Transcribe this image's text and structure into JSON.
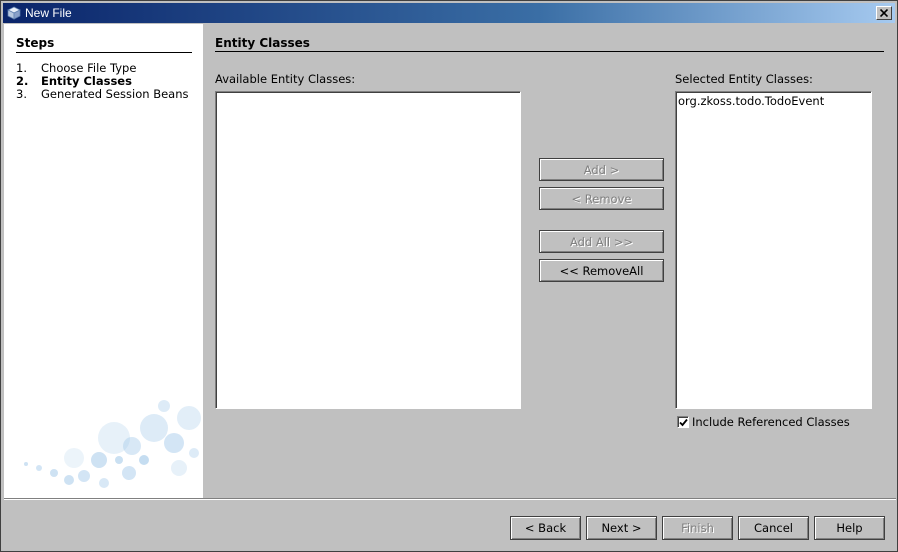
{
  "window": {
    "title": "New File",
    "close_glyph": "✕"
  },
  "steps": {
    "title": "Steps",
    "items": [
      {
        "num": "1.",
        "label": "Choose File Type"
      },
      {
        "num": "2.",
        "label": "Entity Classes"
      },
      {
        "num": "3.",
        "label": "Generated Session Beans"
      }
    ],
    "current_index": 1
  },
  "content": {
    "title": "Entity Classes",
    "available_label": "Available Entity Classes:",
    "available_items": [],
    "selected_label": "Selected Entity Classes:",
    "selected_items": [
      "org.zkoss.todo.TodoEvent"
    ],
    "include_referenced": {
      "label": "Include Referenced Classes",
      "checked": true
    }
  },
  "transfer_buttons": {
    "add": "Add >",
    "remove": "< Remove",
    "add_all": "Add All >>",
    "remove_all": "<< RemoveAll"
  },
  "footer_buttons": {
    "back": "< Back",
    "next": "Next >",
    "finish": "Finish",
    "cancel": "Cancel",
    "help": "Help"
  },
  "colors": {
    "titlebar_start": "#0a246a",
    "titlebar_end": "#a6caf0",
    "dialog_bg": "#c0c0c0",
    "disabled_text": "#808080"
  }
}
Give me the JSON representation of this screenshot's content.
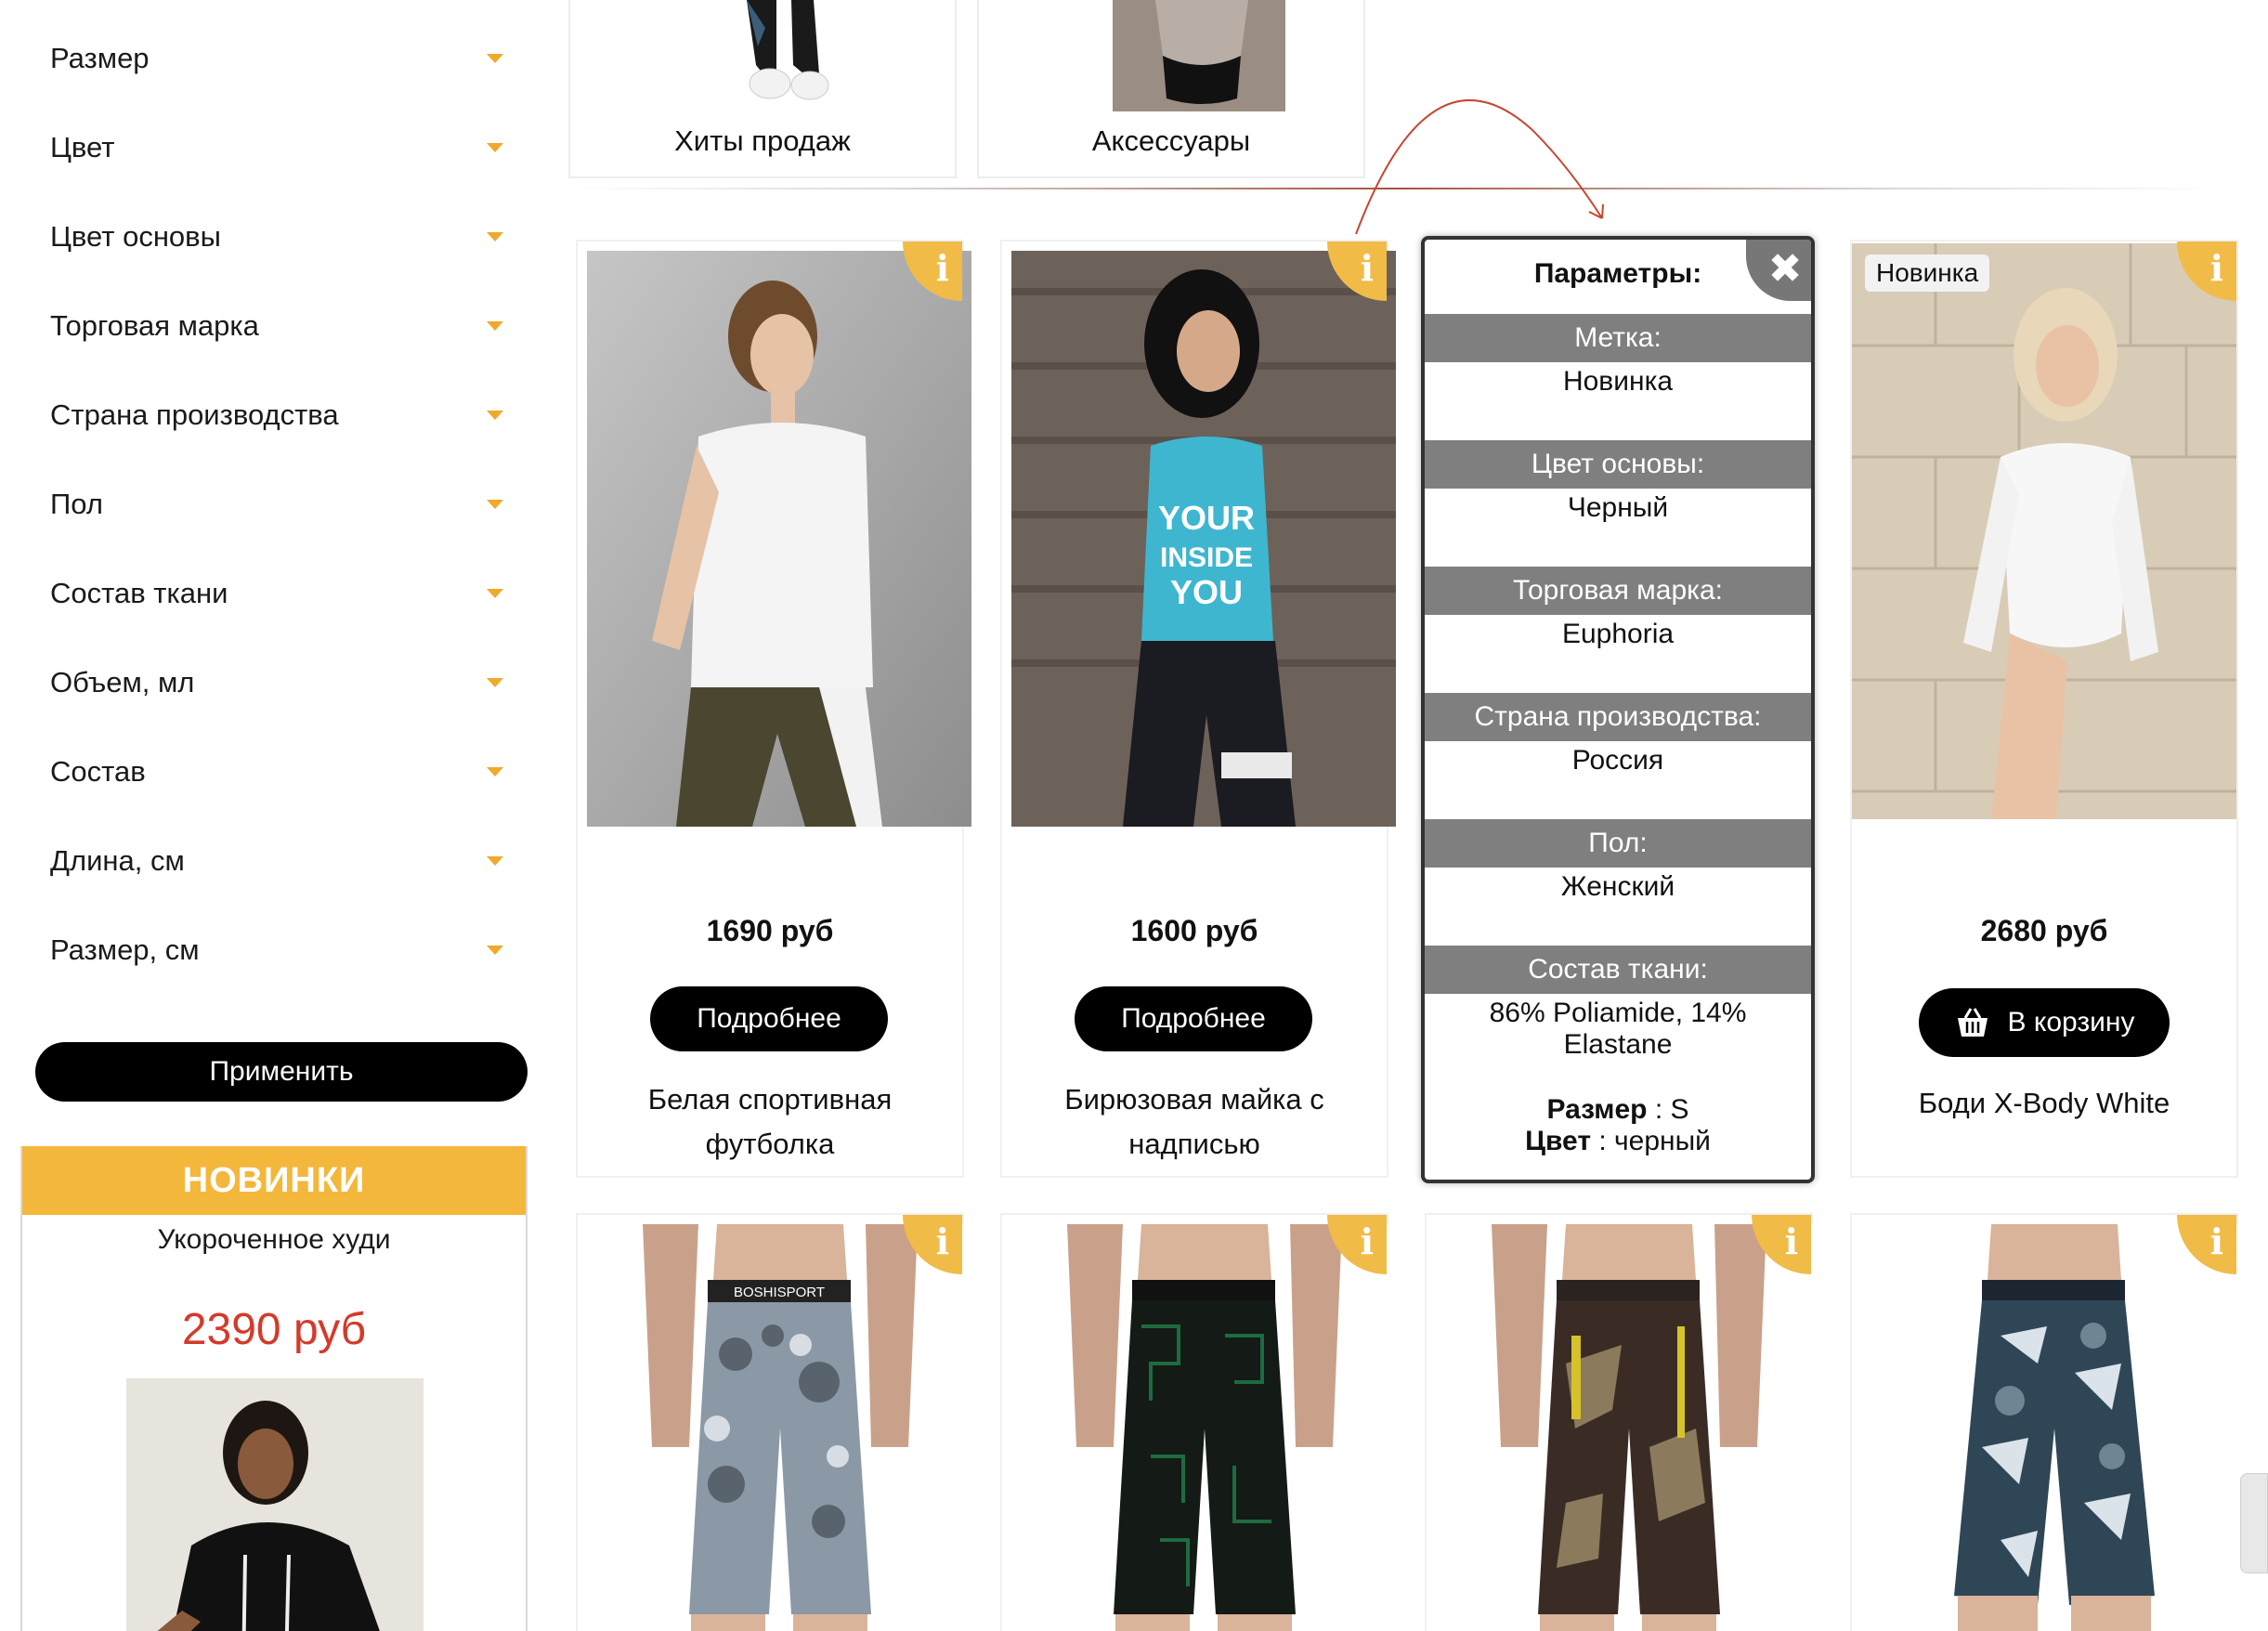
{
  "filters": [
    {
      "label": "Размер"
    },
    {
      "label": "Цвет"
    },
    {
      "label": "Цвет основы"
    },
    {
      "label": "Торговая марка"
    },
    {
      "label": "Страна производства"
    },
    {
      "label": "Пол"
    },
    {
      "label": "Состав ткани"
    },
    {
      "label": "Объем, мл"
    },
    {
      "label": "Состав"
    },
    {
      "label": "Длина, см"
    },
    {
      "label": "Размер, см"
    }
  ],
  "apply_label": "Применить",
  "new_box": {
    "header": "НОВИНКИ",
    "title": "Укороченное худи",
    "price": "2390 руб"
  },
  "categories": [
    {
      "label": "Хиты продаж"
    },
    {
      "label": "Аксессуары"
    }
  ],
  "products": [
    {
      "price": "1690 руб",
      "button": "Подробнее",
      "name": "Белая спортивная футболка",
      "info_icon": "i"
    },
    {
      "price": "1600 руб",
      "button": "Подробнее",
      "name": "Бирюзовая майка с надписью",
      "info_icon": "i"
    },
    {
      "price": "2680 руб",
      "button": "В корзину",
      "name": "Боди X-Body White",
      "tag": "Новинка",
      "info_icon": "i"
    }
  ],
  "popup": {
    "title": "Параметры:",
    "close_icon": "✖",
    "params": [
      {
        "name": "Метка:",
        "value": "Новинка"
      },
      {
        "name": "Цвет основы:",
        "value": "Черный"
      },
      {
        "name": "Торговая марка:",
        "value": "Euphoria"
      },
      {
        "name": "Страна производства:",
        "value": "Россия"
      },
      {
        "name": "Пол:",
        "value": "Женский"
      },
      {
        "name": "Состав ткани:",
        "value": "86% Poliamide, 14% Elastane"
      }
    ],
    "size_label": "Размер",
    "size_value": ": S",
    "color_label": "Цвет",
    "color_value": ": черный"
  },
  "icons": {
    "caret": "caret-down-icon",
    "info": "info-icon",
    "cart": "basket-icon",
    "close": "close-icon"
  },
  "colors": {
    "accent": "#f0bb47",
    "price_red": "#d43a2a",
    "button": "#000000",
    "param_header": "#7f7f7f"
  }
}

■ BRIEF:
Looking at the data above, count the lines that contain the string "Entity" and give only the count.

■ WRITTEN ANSWER:
4